** TASK BRIEF **
Copy every line below precisely as it appears.

** RECORDED DATA **
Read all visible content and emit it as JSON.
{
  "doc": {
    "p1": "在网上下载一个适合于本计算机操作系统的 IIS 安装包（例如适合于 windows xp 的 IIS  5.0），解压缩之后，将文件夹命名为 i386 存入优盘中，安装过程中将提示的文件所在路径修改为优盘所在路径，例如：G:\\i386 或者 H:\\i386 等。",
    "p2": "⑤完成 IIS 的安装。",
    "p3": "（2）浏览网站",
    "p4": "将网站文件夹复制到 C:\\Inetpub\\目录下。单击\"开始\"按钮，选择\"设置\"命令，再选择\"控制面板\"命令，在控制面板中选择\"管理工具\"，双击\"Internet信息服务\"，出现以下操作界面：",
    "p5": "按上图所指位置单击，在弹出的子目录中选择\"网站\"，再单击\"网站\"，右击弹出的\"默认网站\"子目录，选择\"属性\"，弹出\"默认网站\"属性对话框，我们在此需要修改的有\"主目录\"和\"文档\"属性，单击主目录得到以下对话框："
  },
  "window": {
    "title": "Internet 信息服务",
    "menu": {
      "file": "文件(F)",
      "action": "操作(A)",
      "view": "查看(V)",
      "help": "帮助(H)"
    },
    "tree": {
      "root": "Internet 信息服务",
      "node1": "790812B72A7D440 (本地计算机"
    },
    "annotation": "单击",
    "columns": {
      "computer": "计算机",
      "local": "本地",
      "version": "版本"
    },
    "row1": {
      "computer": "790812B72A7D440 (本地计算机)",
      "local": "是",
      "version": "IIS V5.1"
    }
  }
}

** EXERCISE OUTPUT **
Read all visible content and emit it as JSON.
{
  "doc": {
    "p1": "在网上下载一个适合于本计算机操作系统的 IIS 安装包（例如适合于 windows xp 的 IIS  5.0），解压缩之后，将文件夹命名为 i386 存入优盘中，安装过程中将提示的文件所在路径修改为优盘所在路径，例如：G:\\i386 或者 H:\\i386 等。",
    "p2": "⑤完成 IIS 的安装。",
    "p3": "（2）浏览网站",
    "p4": "将网站文件夹复制到 C:\\Inetpub\\目录下。单击\"开始\"按钮，选择\"设置\"命令，再选择\"控制面板\"命令，在控制面板中选择\"管理工具\"，双击\"Internet信息服务\"，出现以下操作界面：",
    "p5": "按上图所指位置单击，在弹出的子目录中选择\"网站\"，再单击\"网站\"，右击弹出的\"默认网站\"子目录，选择\"属性\"，弹出\"默认网站\"属性对话框，我们在此需要修改的有\"主目录\"和\"文档\"属性，单击主目录得到以下对话框："
  },
  "window": {
    "title": "Internet 信息服务",
    "menu": {
      "file": "文件(F)",
      "action": "操作(A)",
      "view": "查看(V)",
      "help": "帮助(H)"
    },
    "tree": {
      "root": "Internet 信息服务",
      "node1": "790812B72A7D440 (本地计算机"
    },
    "annotation": "单击",
    "columns": {
      "computer": "计算机",
      "local": "本地",
      "version": "版本"
    },
    "row1": {
      "computer": "790812B72A7D440 (本地计算机)",
      "local": "是",
      "version": "IIS V5.1"
    }
  }
}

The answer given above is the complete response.